Cheerful Money was always going to be a book I’d read the moment it hit the shelves, and I found it very enjoyable. It is in some ways easier to take than George Colt’s The Big House which traffics heavily in nostalgia. For Tad Friend, his WASP heritage resides more in people and habits than in one house — this is more truly a memoir, with incisive portraits of numerous ancestors and their emotional patterns. Friend is entertaining and perceptive. For instance, very early on he locates the tribe: “They lived in a floating Ruritania loosely bounded by L.L. Bean to the north, the shingle style to the east, Robert Falcon Scott’s doomed polar expedition to the south, and the limits of Horace Greeley’s optimism to the west.” He takes on, along the way, the standard cultural markers like food and drink, clubs, nicknames (Tad, for instance), and money. “Old money, having received its money, treats it with custodial anxiety; new money, having earned it, believes it should be used.” Yep.
But this is not a rehash of The Official Preppy Handbook (which, I proudly note, he quotes in a couple of places), because Friend is after deeper illumination, and the narrative mirroring the story of his family is the tale of how he shed his carapace. Some of this is dull (the section excerpted in The Paris Review, for instance, seemed like a tame replay of Jay McInerney) and some of it made me squirm. Details about his analysis? Isn’t a little bit unseemly? I was also floored by the calm, earnest, post-therapeutic tone of his heart-felt adult conversations with both of his parents. So I guess that shrink has done a terrific job.

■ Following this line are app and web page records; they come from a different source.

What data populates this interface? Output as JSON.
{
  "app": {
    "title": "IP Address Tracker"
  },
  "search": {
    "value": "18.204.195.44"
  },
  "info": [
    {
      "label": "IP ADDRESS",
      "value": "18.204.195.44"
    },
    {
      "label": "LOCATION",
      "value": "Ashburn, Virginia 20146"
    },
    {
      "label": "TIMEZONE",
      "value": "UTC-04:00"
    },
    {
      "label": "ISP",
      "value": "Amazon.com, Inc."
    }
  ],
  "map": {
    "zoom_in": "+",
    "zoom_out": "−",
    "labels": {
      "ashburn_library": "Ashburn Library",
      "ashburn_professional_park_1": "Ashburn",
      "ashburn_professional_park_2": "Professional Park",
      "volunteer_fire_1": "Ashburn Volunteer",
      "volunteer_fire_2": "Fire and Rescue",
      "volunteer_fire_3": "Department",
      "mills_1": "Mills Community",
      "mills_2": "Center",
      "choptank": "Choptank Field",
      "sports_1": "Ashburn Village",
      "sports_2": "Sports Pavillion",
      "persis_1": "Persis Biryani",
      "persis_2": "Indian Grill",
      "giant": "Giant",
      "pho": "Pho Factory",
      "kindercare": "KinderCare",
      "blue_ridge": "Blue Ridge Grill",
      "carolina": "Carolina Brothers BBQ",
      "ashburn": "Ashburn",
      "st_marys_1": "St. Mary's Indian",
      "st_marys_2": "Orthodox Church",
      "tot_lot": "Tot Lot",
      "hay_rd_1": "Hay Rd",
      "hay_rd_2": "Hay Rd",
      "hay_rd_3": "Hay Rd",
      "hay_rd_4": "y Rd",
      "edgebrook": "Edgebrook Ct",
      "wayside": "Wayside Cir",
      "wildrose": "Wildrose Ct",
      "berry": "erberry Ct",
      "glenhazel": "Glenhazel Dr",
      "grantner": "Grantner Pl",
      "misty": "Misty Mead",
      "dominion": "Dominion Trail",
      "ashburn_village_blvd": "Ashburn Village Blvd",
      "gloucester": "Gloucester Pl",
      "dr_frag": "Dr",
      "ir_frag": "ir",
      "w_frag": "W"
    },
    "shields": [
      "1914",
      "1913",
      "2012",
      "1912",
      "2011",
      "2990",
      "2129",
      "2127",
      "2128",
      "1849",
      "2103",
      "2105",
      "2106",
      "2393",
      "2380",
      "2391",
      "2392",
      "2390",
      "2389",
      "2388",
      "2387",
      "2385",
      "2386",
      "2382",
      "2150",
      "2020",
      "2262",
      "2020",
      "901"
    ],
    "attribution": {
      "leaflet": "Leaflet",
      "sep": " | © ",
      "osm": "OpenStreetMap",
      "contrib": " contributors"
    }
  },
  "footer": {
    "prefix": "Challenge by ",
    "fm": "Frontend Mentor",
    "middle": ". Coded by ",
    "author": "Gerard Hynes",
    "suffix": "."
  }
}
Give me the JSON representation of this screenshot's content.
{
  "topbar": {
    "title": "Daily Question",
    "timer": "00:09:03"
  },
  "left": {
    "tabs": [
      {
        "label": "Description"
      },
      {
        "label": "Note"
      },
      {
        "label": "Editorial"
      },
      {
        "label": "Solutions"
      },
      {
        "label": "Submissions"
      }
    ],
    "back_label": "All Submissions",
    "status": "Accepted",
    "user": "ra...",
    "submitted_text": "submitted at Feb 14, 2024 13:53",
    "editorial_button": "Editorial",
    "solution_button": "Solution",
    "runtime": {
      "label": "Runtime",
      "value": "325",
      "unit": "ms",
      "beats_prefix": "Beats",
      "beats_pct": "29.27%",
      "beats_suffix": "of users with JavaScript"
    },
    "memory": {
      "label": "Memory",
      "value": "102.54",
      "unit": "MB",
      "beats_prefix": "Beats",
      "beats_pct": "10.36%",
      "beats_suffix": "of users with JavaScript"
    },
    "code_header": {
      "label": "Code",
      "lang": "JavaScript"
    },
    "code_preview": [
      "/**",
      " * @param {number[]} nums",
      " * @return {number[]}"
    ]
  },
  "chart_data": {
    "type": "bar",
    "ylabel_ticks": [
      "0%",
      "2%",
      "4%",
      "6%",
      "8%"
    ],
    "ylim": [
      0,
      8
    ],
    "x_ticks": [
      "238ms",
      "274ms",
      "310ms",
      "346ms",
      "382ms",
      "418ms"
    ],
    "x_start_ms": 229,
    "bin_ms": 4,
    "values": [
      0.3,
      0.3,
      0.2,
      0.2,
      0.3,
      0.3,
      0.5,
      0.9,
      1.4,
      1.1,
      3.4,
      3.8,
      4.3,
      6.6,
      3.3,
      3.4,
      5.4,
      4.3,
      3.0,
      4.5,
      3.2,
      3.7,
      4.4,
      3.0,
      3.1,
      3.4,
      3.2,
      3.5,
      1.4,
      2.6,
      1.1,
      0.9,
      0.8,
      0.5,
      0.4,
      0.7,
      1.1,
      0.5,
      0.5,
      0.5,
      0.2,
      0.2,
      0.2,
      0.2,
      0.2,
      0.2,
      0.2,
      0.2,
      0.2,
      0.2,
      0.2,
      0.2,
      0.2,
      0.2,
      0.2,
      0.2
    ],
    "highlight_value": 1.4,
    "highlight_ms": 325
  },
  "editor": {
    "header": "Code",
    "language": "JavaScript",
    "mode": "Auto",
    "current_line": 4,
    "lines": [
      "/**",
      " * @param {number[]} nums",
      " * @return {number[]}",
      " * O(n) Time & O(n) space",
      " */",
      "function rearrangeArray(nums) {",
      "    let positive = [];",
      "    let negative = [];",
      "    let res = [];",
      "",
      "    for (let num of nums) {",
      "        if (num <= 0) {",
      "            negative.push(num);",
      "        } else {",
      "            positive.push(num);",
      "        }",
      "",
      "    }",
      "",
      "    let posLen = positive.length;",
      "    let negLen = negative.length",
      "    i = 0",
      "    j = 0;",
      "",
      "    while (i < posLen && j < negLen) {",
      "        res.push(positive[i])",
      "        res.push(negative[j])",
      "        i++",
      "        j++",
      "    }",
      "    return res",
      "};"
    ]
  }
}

I’m left with a little puzzle now. Friend seems so familiar — a brother, maybe, or someone’s boarding-school boyfriend, the tall one with the mordant sense of humor. Many of the emotional patterns he describes in his parents and grandparents are familiar. I already knew that much of the cultural and physical baggage of my life is stereotypically WASP. Could that background really exert such a strong influence on relationships, too? I thought I was pretty highly evolved, but every now and then he wrote something that flew like an arrow through a chink in armor I thought I’d long ago left off. For instance, once he is well launched on a relationship, he can’t believe his good fortune. But “[p]erversely, still I sometimes felt the sadness of happiness, of no longer having to fight to prove I was worthwhile.”
Friend also addresses the fact that our caste is dying out. The clubbiness and insulation of our parents’ generation has thinned to nothing for our children. Pretty hard to avoid that nostalgia, after all.